ACTIVITY: In which lines of the data does the string "JSON" appear? Copy every one.

PROVIDED MATERIAL:
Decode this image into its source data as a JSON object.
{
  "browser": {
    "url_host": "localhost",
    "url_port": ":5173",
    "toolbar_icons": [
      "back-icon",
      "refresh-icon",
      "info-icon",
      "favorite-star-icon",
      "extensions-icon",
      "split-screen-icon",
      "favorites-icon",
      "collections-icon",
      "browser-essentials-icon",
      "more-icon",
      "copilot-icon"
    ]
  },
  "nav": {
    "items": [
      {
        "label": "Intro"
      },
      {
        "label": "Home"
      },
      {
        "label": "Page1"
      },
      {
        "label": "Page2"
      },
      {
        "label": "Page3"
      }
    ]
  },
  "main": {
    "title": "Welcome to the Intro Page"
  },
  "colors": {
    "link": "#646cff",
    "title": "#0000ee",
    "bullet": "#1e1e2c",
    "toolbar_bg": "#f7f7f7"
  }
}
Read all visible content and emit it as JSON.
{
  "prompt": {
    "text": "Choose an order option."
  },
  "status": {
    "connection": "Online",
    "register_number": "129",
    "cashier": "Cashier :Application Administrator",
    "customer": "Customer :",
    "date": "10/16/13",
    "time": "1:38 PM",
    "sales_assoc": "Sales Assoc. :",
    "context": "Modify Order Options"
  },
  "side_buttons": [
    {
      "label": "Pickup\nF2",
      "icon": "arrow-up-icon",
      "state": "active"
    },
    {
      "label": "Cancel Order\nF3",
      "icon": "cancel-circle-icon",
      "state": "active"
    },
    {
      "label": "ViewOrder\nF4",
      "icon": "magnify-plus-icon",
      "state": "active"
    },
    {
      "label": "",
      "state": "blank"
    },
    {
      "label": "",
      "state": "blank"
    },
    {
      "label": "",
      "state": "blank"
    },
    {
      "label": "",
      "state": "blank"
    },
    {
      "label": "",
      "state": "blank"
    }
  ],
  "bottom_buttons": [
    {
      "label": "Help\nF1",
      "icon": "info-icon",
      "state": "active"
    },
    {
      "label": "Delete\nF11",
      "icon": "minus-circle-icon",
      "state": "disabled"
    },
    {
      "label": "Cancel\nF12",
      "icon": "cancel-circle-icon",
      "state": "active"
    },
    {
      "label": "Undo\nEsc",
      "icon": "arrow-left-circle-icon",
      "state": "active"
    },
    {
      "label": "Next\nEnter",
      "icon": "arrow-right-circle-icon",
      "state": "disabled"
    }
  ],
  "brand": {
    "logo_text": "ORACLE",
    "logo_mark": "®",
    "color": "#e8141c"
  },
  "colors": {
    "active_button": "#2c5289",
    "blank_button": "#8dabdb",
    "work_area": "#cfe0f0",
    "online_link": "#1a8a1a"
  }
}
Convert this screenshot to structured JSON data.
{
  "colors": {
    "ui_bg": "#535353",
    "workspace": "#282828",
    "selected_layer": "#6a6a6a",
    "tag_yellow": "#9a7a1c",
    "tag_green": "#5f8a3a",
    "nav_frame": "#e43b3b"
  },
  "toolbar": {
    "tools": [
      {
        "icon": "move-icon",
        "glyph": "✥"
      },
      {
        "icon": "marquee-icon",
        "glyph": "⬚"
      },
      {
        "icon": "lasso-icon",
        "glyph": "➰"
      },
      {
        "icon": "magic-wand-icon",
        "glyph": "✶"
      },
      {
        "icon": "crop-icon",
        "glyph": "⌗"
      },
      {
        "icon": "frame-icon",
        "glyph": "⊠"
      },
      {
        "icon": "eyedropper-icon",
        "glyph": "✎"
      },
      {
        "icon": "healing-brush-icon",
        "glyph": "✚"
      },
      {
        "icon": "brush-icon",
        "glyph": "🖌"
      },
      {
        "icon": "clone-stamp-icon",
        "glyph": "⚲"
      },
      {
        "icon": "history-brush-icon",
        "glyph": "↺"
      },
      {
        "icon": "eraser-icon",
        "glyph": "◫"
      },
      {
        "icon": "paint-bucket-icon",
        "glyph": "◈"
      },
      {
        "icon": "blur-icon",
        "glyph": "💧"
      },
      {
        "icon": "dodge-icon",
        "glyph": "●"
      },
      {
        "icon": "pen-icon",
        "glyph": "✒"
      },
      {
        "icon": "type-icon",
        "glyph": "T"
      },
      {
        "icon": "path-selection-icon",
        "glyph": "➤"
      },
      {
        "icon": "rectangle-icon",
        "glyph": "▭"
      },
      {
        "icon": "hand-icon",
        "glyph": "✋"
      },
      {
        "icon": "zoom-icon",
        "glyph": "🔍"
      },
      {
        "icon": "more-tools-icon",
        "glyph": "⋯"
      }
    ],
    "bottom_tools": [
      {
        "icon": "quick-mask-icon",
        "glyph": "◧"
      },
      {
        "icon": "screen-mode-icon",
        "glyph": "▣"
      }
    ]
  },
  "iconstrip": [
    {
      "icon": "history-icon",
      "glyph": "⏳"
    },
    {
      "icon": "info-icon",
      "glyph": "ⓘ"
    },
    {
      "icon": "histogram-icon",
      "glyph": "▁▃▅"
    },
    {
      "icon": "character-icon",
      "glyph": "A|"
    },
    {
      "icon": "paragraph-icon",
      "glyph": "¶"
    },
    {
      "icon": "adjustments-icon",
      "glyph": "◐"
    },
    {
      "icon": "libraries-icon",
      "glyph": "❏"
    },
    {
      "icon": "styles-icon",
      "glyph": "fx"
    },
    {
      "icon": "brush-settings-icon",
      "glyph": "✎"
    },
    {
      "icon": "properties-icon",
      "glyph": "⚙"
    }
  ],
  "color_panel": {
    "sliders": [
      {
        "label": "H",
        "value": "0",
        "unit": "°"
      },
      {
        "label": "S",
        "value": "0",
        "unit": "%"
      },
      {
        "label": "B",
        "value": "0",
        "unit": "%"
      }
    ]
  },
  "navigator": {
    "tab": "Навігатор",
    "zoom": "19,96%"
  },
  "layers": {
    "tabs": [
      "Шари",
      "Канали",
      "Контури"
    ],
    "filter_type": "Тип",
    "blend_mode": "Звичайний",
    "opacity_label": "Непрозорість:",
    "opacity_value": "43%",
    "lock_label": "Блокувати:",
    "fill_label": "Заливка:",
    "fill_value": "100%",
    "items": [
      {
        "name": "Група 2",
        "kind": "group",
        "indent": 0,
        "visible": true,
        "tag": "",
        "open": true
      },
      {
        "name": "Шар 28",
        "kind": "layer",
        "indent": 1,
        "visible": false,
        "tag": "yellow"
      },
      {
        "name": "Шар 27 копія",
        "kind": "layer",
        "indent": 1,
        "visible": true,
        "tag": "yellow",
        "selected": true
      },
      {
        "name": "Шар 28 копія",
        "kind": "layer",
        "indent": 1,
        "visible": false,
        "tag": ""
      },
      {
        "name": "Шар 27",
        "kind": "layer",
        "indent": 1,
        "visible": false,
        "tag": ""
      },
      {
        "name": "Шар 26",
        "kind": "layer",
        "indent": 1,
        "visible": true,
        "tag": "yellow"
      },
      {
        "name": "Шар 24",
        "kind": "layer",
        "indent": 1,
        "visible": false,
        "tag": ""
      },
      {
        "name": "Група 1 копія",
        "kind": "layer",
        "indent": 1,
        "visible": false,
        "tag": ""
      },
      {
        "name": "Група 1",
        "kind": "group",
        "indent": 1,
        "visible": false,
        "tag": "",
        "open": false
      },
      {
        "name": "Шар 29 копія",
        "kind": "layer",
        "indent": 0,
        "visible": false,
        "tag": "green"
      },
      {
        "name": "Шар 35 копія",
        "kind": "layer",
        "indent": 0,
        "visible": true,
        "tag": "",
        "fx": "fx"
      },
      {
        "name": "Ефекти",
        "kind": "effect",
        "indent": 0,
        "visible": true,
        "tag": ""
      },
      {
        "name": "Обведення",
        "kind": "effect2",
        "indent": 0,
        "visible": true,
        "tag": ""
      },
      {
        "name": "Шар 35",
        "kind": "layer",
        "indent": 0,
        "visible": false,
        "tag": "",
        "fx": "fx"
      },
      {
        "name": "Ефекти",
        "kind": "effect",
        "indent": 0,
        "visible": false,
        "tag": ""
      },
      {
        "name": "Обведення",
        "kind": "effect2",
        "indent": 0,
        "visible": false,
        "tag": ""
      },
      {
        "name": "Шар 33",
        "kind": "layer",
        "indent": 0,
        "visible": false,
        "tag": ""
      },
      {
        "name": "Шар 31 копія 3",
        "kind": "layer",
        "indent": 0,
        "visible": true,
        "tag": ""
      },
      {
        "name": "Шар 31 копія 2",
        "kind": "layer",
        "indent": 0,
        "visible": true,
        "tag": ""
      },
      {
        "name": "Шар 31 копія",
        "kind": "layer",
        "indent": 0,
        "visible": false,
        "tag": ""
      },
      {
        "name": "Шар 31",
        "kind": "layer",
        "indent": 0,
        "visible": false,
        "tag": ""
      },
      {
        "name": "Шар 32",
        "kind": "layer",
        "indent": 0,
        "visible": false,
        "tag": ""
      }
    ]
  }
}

SOLUTION FOR THIS TASK:
Decode this image into its source data as a JSON object.
Read all visible content and emit it as JSON.
Convert this screenshot to structured JSON data.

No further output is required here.